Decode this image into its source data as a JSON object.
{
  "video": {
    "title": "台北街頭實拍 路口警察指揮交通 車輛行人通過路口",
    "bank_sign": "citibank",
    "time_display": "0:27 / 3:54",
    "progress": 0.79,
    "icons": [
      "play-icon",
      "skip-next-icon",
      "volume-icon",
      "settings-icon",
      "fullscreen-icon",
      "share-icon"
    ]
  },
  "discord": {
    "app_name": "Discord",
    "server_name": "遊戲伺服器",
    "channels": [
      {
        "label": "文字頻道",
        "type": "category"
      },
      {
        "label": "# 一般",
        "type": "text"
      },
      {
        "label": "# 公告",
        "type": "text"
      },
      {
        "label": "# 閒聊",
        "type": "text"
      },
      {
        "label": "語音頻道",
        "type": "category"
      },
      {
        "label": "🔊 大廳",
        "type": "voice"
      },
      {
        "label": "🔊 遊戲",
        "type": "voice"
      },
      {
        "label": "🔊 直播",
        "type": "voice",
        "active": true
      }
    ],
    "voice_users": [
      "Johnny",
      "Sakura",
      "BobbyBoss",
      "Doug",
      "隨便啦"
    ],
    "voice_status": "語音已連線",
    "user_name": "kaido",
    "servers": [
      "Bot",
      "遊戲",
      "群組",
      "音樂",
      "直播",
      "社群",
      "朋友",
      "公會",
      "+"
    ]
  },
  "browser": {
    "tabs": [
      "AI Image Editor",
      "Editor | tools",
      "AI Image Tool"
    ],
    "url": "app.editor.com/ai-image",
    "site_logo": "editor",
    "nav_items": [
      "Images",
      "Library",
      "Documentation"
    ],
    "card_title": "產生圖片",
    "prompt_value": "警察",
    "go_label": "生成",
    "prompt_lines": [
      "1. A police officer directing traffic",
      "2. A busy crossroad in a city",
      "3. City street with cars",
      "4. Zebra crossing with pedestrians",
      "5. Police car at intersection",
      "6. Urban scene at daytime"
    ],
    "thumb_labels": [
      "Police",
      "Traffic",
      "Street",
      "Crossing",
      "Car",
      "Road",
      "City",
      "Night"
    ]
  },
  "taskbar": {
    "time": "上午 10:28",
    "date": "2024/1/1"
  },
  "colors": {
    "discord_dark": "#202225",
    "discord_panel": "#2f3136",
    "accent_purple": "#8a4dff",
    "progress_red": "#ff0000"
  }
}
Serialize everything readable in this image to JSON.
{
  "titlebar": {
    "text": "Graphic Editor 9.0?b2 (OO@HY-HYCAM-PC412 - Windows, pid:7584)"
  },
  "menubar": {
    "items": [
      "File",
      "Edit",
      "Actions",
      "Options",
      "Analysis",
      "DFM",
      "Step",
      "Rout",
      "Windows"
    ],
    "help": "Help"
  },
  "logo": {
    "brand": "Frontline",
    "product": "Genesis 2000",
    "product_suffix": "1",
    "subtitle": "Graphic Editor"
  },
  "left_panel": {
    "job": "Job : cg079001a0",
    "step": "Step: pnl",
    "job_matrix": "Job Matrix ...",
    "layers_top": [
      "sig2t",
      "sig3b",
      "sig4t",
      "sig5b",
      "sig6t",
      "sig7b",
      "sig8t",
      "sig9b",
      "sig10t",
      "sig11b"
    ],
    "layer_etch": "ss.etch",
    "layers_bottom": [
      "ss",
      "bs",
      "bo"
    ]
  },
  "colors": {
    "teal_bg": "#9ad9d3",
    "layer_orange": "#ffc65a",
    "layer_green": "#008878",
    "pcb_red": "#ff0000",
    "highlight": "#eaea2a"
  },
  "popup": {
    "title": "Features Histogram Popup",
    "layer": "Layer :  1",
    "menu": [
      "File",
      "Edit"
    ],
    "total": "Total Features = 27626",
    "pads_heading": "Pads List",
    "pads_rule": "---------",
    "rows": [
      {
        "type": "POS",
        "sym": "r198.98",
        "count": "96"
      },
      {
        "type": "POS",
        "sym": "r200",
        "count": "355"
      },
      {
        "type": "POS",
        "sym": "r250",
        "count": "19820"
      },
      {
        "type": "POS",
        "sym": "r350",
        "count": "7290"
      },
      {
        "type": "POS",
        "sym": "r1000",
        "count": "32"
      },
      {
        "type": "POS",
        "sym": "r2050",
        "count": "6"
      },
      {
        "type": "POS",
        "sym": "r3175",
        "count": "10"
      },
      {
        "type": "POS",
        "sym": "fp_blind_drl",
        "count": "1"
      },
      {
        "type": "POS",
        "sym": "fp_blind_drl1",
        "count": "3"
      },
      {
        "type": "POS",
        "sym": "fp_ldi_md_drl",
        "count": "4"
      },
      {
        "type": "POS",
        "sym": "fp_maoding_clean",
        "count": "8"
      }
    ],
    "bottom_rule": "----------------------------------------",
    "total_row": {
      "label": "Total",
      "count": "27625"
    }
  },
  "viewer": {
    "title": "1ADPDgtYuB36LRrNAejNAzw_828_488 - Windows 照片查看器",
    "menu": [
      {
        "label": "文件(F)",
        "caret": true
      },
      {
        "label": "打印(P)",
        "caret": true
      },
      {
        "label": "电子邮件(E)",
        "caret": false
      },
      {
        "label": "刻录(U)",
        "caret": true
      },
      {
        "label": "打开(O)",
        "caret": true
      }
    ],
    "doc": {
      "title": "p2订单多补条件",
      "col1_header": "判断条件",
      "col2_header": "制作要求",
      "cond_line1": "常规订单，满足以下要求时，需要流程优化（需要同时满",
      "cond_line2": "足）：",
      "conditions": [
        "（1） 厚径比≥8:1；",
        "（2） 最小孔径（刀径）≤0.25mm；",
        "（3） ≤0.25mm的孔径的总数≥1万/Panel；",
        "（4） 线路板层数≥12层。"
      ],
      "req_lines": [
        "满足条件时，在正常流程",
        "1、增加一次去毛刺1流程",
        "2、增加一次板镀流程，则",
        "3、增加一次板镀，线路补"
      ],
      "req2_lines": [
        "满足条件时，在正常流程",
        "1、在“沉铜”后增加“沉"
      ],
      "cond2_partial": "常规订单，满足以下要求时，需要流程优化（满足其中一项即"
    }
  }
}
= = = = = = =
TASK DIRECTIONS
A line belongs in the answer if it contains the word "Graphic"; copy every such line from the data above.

EXPECTED OUTPUT
    "text": "Graphic Editor 9.0?b2 (OO@HY-HYCAM-PC412 - Windows, pid:7584)"
    "subtitle": "Graphic Editor"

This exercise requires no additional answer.